Meantime members of the Boycott, Divestment and Sanctions movement globally have stepped up their campaign against any relations or normalization efforts with Israel. (BDS apparently doesn’t apply when it comes to receiving top-notch Israeli medical care, but perhaps the greater absurdity is that the Israeli government permits this farce ongoing hostilities notwithstanding.) MKs Haneen Zoabi and Ahmed Tibi continue to sit in the Israeli parliament, assured of healthy salaries and pensions, while decrying “the apartheid state” and fanning the flames of hatred.
The light rail, which until this summer acted as a symbol of peaceful coexistence, is now being targeted, we’re told, because it passes through Jerusalem’s Arab neighborhoods.
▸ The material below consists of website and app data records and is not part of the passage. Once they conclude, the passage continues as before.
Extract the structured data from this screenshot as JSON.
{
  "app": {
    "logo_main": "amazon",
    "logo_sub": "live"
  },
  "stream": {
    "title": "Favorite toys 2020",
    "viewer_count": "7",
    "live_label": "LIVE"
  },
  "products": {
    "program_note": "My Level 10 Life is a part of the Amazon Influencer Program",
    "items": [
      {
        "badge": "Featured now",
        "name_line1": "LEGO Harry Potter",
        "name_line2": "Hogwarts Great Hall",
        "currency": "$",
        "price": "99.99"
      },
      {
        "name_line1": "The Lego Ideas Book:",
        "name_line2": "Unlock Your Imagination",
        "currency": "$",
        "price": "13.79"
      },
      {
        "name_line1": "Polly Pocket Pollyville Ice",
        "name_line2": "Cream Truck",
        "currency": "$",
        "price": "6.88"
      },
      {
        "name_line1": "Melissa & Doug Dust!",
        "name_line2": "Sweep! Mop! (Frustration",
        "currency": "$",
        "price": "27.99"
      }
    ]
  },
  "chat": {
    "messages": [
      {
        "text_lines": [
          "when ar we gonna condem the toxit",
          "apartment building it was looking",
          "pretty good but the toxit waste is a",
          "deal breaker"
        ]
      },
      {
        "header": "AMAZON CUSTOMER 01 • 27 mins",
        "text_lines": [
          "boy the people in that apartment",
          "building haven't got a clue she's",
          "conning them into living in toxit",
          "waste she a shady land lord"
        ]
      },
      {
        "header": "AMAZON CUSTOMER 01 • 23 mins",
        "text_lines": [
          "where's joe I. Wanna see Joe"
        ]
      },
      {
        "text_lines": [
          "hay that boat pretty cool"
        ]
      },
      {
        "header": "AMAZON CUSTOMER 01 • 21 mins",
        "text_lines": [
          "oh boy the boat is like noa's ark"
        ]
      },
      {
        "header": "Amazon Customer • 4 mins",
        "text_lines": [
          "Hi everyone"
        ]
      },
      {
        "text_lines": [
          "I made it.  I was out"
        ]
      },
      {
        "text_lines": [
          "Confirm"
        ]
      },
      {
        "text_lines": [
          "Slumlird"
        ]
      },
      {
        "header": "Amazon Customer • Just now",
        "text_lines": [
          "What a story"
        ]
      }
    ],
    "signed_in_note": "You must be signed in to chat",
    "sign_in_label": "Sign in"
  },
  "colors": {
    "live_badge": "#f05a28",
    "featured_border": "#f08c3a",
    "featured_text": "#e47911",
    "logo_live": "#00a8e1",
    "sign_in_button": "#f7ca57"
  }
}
Were it to stop short of those neighborhoods, Israel would be accused of discriminating against Arab residents.
Strangely the only place in the country that approaches what can be described as an apartheid policy is the Temple Mount, where Jews – not Muslims – are banned from openly praying. The attempt to keep the Temple Mount judenrein can be seen in the Arab riots, where the sanctity of the site – and its mosques – are defiled by thugs throwing rocks and firecrackers.
It is all too easy to present Glick, with his fiery red hair and beard, as a right-wing fanatic. Easy but wrong. Glick is passionate about the rights of members of all the monotheistic religions to pray at the site where the First and Second Temples once stood. In past contact with him, I found him mild-mannered and naive but far from being a rabid racist.
Palestinian Authority President Mahmoud Abbas did not condemn the attack on Glick.
On the contrary, he sent a letter of support to the family of the suspect of the shooting attack, killed as he resisted arrest on the rooftop of his Jerusalem home. Describing Hejazi as a martyr, Abbas said his death is another crime “of the Israeli occupation army against our people since the Nakba.”
It is another sign, for those who care to see it, that the core issue isn’t the settlements or even Jerusalem. The problem is the existence of the State of Israel.
Leaders who seek true peace do not go out of their way to glorify Islamic Jihad “martyrs.”
They seek to stop the bloodshed and calm tensions.
Israeli lawmakers and opinion leaders on the Right would be wise – and morally correct – to use their influence to calm the tensions among their followers. The sanctity of Jerusalem can only be maintained through peaceful means. However hard and painful the present situation, violence and provocation will never provide the answer, only more ammunition to our enemies.
And patience should be a particularly important virtue in a city that’s more than 3,000 years old.
A few hours after the November 5 attack in Jerusalem, it was reported that French Socialist parliamentarians, following as similar move by Sweden and the British opposition, were calling for the recognition of the Palestinian state, even without clearly defined borders. I, too, call for recognizing the Palestinian entity for what it currently is: We already have Islamic State.
The last thing the world needs is another terrorism-supporting, borderless entity, dedicated not to peace and progress but to death and the cult of martyrdom.
The writer is editor of
The International Jerusalem Post.
[email protected]